And he said, “Go, and say to this people: “‘Keep on hearing, but do not understand; keep on seeing, but do not perceive.’ Make the heart of this people dull, and their ears heavy, and blind their eyes; lest they see with their eyes, and hear with their ears, and understand with their hearts, and turn and be healed.”
What is interesting is that Christ preached this as fulfilled in his ministry. Christ used parables to conceal truth from Israel, yet reveal it to his true followers (Mat. 13:14). What else is interesting is that John identifies Jesus as YHWH who gives this message to Isaiah (Jn.12:40-41). So thus, Jesus is the God gave the message and the prophet who preached it.
But that’s not all. In that John passage, Jesus cites another verse along side Isaiah 6. It was Isaiah 53:1:
Who has believed what he has heard from us? And to whom has the arm of the LORD been revealed?
This passage is of course part of the great Servant Psalm that predicts the death of Jesus. The beginning of the psalm starts this way:
Behold, my servant shall act wisely; he shall be high and lifted up, and shall be exalted. As many were astonished at you— his appearance was so marred, beyond human semblance, and his form beyond that of the children of mankind—so shall he sprinkle many nations. Kings shall shut their mouths because of him, for that which has not been told them they see, and that which they have not heard they understand. Who has believed what he has heard from us? And to whom has the arm of the LORD been revealed?

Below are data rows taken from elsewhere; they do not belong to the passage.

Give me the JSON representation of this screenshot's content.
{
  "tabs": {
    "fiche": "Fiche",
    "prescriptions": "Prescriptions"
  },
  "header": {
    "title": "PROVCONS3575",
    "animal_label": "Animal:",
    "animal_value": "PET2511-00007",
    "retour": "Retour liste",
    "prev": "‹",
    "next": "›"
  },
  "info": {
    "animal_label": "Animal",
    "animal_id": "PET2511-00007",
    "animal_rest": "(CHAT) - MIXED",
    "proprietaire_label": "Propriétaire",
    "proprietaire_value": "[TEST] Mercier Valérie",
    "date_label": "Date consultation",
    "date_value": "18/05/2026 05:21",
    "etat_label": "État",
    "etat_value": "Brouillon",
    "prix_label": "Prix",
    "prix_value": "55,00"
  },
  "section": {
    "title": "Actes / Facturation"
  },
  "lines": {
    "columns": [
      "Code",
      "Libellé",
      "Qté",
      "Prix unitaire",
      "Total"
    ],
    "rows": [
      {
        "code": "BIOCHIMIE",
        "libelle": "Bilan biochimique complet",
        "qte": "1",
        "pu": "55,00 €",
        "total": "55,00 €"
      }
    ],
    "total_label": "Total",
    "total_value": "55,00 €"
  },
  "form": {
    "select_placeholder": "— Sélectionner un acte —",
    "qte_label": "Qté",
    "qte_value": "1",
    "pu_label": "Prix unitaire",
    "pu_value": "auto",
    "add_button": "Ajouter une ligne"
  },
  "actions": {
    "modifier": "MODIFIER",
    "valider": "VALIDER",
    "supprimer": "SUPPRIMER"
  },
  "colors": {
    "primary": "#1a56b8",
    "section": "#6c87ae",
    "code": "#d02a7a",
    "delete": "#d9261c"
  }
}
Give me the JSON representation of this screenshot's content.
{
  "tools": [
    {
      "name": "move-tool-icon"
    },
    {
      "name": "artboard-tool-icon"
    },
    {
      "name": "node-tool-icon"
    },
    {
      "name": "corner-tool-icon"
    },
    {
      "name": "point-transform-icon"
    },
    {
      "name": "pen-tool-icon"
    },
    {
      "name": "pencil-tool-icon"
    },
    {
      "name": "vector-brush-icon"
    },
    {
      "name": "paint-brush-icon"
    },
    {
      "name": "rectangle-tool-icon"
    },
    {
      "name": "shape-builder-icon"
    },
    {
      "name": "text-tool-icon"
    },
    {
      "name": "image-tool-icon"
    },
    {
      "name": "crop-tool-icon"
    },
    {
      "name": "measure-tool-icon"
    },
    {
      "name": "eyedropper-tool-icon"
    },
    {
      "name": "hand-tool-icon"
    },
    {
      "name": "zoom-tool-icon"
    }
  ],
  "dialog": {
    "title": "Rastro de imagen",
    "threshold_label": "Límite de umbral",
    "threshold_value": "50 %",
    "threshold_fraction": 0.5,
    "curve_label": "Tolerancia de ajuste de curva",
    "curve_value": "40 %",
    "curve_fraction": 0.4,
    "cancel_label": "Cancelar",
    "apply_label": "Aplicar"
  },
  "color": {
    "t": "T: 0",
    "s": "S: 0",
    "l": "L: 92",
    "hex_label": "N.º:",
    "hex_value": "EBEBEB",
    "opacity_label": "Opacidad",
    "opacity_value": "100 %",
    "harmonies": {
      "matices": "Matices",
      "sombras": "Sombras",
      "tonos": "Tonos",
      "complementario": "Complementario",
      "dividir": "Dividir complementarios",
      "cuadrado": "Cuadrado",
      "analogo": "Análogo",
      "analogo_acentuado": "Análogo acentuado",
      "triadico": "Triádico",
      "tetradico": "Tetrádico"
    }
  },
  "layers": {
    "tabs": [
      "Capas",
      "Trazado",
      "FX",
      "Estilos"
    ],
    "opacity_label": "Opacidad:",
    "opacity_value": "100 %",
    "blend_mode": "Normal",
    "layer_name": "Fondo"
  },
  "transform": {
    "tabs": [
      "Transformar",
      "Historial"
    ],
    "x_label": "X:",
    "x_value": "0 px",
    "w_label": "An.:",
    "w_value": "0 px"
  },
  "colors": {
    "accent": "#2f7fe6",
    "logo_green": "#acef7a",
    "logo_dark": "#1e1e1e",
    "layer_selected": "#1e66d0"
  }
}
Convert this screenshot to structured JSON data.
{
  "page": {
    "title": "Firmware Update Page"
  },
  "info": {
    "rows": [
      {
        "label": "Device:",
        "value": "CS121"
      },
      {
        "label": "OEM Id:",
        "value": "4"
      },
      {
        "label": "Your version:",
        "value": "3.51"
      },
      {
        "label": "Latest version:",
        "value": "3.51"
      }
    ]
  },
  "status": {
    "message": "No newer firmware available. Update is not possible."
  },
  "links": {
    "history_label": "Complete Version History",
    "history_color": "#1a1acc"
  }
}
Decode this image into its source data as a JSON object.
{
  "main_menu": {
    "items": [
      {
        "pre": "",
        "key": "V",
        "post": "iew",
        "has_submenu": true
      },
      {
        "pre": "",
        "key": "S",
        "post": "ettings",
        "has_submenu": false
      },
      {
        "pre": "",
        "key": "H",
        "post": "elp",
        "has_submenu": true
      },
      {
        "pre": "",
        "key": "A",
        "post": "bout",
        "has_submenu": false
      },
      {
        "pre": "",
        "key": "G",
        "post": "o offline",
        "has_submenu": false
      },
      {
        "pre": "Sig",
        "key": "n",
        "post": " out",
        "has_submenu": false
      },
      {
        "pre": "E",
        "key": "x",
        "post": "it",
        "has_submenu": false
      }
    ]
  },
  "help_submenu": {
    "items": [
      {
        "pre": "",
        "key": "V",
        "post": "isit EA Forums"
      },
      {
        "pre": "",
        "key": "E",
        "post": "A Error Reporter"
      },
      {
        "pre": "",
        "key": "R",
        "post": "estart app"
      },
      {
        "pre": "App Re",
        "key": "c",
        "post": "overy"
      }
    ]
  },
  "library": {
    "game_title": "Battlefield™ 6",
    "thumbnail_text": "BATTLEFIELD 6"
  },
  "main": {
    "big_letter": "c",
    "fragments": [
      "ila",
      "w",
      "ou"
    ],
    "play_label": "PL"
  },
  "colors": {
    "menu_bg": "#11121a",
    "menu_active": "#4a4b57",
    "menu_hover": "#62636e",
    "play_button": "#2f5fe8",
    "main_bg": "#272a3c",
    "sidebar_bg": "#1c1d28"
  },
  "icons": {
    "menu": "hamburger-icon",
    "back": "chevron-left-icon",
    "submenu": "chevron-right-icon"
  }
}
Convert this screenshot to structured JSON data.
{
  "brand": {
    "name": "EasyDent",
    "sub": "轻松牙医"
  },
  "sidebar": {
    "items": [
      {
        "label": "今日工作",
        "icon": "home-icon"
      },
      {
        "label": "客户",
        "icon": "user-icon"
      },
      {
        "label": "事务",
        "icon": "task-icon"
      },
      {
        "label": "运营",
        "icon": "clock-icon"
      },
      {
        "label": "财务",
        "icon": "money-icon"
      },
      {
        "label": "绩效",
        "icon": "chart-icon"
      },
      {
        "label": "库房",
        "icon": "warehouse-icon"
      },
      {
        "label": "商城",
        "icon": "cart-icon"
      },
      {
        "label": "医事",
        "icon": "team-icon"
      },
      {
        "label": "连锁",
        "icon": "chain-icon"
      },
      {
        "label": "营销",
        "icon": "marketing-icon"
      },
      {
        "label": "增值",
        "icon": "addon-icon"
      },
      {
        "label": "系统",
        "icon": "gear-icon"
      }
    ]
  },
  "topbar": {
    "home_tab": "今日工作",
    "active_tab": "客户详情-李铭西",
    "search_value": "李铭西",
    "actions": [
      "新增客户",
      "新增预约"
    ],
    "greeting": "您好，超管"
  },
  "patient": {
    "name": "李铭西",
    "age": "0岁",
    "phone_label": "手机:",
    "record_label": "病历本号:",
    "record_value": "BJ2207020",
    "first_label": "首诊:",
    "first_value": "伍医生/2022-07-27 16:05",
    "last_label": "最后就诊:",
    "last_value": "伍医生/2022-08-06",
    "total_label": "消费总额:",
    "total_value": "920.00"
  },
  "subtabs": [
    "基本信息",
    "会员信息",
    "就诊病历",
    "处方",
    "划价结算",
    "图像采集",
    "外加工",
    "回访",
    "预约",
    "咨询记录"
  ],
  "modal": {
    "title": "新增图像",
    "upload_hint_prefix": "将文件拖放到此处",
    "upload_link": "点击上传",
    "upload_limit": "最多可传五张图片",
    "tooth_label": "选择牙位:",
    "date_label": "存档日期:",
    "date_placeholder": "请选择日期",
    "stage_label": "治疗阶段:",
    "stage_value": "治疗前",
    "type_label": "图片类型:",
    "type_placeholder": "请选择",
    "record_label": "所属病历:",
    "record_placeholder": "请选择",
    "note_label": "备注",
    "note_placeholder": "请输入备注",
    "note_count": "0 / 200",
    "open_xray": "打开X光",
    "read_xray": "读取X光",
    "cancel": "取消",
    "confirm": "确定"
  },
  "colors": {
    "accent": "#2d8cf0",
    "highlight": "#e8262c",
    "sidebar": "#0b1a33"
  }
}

The content of the message seems to be the suffering of this servant. And the Kong’s who hear and understand contrast with the nation of Israel which heard but could not understand. But what fascinated me most of all is that Jesus, being the servant, is thus the subject of the message.
Thus we have Jesus who is the Lord authorizing the message, the prophet proclaiming the message and the message itself. I’m not sure of about all the depth of this, but it really fascinated to think about.